▶ _Exercise directions_: Look through the data and write out every line with the word "sound" in it.

Data supplied section start

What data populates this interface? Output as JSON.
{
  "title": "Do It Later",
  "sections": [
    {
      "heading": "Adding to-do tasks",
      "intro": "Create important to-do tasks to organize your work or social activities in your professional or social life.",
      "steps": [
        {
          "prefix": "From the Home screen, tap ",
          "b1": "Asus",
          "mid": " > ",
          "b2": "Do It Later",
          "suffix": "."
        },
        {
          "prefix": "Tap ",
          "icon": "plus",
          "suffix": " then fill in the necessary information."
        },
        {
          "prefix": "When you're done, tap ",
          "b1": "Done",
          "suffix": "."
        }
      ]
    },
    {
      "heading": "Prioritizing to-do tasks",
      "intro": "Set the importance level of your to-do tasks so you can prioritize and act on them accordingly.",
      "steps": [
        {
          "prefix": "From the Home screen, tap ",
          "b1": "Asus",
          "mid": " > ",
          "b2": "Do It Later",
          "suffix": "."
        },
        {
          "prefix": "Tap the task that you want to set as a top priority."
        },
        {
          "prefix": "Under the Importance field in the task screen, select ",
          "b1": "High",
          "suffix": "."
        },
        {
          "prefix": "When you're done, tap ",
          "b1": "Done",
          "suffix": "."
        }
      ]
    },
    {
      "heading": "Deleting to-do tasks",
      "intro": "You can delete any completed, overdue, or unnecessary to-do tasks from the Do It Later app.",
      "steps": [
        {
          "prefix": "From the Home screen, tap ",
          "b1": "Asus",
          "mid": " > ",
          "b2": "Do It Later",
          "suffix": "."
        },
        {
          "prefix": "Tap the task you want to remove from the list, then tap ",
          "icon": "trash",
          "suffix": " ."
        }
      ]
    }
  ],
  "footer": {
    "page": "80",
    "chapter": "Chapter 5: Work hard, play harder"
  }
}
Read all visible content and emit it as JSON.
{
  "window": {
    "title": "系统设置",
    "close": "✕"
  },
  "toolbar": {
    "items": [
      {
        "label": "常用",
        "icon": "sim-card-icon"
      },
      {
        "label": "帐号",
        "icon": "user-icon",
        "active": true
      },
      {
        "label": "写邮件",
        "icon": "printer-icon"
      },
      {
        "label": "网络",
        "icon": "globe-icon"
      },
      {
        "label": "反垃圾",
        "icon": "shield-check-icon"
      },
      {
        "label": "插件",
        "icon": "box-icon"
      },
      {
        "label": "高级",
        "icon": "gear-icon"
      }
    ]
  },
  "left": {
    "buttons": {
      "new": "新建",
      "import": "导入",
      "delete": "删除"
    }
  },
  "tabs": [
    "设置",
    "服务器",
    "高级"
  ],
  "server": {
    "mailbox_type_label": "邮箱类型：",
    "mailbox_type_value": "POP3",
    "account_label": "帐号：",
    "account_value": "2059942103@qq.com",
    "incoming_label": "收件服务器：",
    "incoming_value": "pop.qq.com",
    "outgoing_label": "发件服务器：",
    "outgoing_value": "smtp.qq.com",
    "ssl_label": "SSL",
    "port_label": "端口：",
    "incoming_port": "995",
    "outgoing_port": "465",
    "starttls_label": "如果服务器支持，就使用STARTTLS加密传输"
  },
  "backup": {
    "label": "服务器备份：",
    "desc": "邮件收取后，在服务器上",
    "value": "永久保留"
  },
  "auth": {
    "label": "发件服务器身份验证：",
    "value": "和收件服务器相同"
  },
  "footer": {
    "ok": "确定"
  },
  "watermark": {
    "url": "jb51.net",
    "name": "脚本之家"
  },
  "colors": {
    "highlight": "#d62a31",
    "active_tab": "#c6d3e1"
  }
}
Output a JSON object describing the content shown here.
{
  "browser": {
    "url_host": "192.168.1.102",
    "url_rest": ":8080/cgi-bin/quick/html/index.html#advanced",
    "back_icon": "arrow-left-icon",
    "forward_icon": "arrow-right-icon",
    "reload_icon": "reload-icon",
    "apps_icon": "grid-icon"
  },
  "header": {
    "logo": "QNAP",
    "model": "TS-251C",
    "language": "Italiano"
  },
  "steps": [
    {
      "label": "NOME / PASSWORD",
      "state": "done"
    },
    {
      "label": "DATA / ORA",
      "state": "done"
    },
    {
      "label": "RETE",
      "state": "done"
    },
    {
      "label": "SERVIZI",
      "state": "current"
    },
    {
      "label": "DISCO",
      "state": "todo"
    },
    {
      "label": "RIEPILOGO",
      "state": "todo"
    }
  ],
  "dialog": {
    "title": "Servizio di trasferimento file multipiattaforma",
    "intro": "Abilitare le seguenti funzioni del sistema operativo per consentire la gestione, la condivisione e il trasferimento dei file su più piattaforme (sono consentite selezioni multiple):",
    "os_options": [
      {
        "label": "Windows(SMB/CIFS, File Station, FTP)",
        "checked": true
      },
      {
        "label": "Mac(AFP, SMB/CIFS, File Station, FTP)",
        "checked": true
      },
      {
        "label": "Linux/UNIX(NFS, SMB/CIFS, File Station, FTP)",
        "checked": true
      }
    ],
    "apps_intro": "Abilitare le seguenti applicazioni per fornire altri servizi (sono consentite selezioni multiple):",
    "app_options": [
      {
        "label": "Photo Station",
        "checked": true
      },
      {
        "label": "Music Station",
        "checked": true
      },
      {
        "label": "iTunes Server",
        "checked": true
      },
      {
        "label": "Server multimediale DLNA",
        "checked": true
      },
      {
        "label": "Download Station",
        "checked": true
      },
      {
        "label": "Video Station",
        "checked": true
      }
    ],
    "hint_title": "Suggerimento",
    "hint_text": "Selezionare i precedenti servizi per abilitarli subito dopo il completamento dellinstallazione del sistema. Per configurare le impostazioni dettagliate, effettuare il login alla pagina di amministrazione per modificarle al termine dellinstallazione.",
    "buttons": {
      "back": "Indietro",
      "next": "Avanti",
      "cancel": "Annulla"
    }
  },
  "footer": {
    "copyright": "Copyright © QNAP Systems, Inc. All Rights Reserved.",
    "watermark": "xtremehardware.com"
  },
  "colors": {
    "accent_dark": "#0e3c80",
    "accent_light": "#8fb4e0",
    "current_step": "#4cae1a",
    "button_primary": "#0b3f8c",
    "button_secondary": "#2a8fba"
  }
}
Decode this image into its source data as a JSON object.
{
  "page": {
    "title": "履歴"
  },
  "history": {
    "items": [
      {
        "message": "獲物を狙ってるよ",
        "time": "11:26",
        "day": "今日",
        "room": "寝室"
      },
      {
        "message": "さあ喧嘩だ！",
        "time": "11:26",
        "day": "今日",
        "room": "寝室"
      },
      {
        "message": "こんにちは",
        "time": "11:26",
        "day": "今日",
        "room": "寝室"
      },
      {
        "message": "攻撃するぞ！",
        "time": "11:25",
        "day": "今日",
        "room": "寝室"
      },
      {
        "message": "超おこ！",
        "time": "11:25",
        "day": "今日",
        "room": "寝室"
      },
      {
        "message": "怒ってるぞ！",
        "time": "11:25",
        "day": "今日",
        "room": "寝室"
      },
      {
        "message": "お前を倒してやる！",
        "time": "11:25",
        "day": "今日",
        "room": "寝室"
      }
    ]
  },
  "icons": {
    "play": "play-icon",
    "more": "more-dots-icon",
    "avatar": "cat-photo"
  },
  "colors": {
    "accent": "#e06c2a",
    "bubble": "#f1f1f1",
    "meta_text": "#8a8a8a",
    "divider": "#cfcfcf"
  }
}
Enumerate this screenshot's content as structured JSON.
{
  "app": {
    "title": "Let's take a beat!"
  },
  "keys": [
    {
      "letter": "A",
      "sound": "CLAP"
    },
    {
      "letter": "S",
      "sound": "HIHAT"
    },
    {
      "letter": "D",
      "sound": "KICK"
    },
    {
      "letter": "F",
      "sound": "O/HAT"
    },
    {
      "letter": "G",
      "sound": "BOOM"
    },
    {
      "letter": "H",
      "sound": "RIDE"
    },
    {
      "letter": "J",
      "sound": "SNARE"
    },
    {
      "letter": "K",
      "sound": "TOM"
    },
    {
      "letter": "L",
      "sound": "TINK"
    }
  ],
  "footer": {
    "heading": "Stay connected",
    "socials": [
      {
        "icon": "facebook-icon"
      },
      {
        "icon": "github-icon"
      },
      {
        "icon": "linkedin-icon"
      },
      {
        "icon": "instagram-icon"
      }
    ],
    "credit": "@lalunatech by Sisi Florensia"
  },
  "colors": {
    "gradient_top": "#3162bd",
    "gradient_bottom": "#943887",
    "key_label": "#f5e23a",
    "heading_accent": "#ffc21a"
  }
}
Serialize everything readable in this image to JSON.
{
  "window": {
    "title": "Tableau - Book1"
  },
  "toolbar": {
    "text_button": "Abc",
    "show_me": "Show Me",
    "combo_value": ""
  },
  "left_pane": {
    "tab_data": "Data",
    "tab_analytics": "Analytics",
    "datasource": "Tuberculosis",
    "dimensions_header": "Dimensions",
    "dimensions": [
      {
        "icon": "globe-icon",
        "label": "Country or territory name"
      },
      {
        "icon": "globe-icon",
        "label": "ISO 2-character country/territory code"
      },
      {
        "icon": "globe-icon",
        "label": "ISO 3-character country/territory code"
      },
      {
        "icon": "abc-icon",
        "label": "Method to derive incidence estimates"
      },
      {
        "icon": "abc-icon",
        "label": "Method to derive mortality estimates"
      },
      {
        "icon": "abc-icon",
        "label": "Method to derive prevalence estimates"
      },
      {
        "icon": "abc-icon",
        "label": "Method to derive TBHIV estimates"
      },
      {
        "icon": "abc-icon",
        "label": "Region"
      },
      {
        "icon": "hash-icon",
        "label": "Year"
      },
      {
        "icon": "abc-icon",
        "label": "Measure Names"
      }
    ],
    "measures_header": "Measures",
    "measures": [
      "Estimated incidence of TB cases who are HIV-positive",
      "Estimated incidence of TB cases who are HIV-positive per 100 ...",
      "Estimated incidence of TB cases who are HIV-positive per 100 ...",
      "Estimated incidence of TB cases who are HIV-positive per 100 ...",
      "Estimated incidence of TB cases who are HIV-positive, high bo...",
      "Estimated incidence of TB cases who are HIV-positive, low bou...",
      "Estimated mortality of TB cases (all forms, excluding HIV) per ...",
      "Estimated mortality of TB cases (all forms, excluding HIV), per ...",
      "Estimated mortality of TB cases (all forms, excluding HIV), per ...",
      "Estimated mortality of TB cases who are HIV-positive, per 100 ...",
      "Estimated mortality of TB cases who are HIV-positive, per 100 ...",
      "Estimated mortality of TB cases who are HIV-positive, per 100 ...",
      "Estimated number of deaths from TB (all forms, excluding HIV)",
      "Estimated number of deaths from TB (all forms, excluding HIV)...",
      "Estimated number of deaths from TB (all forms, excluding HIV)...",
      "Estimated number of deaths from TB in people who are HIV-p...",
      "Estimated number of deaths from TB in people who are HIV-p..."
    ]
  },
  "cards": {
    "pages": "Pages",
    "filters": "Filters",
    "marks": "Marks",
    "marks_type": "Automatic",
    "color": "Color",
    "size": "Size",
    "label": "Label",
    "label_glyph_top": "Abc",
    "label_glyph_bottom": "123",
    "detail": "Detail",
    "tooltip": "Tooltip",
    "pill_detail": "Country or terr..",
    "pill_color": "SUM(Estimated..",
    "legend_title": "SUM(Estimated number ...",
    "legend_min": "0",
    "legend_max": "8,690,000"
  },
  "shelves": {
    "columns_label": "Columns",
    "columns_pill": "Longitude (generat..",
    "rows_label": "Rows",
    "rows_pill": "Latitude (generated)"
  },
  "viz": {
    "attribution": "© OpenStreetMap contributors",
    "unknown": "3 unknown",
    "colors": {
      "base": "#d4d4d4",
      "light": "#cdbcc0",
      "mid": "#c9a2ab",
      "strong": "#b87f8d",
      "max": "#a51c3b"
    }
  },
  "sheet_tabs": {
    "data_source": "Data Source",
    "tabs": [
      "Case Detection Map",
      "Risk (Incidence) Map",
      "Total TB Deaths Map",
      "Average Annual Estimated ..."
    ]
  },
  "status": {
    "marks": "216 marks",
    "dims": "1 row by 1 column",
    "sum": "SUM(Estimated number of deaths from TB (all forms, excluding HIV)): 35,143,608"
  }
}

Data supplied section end

▶ _Result of this task_:
      "sound": "CLAP"
      "sound": "HIHAT"
      "sound": "KICK"
      "sound": "O/HAT"
      "sound": "BOOM"
      "sound": "RIDE"
      "sound": "SNARE"
      "sound": "TOM"
      "sound": "TINK"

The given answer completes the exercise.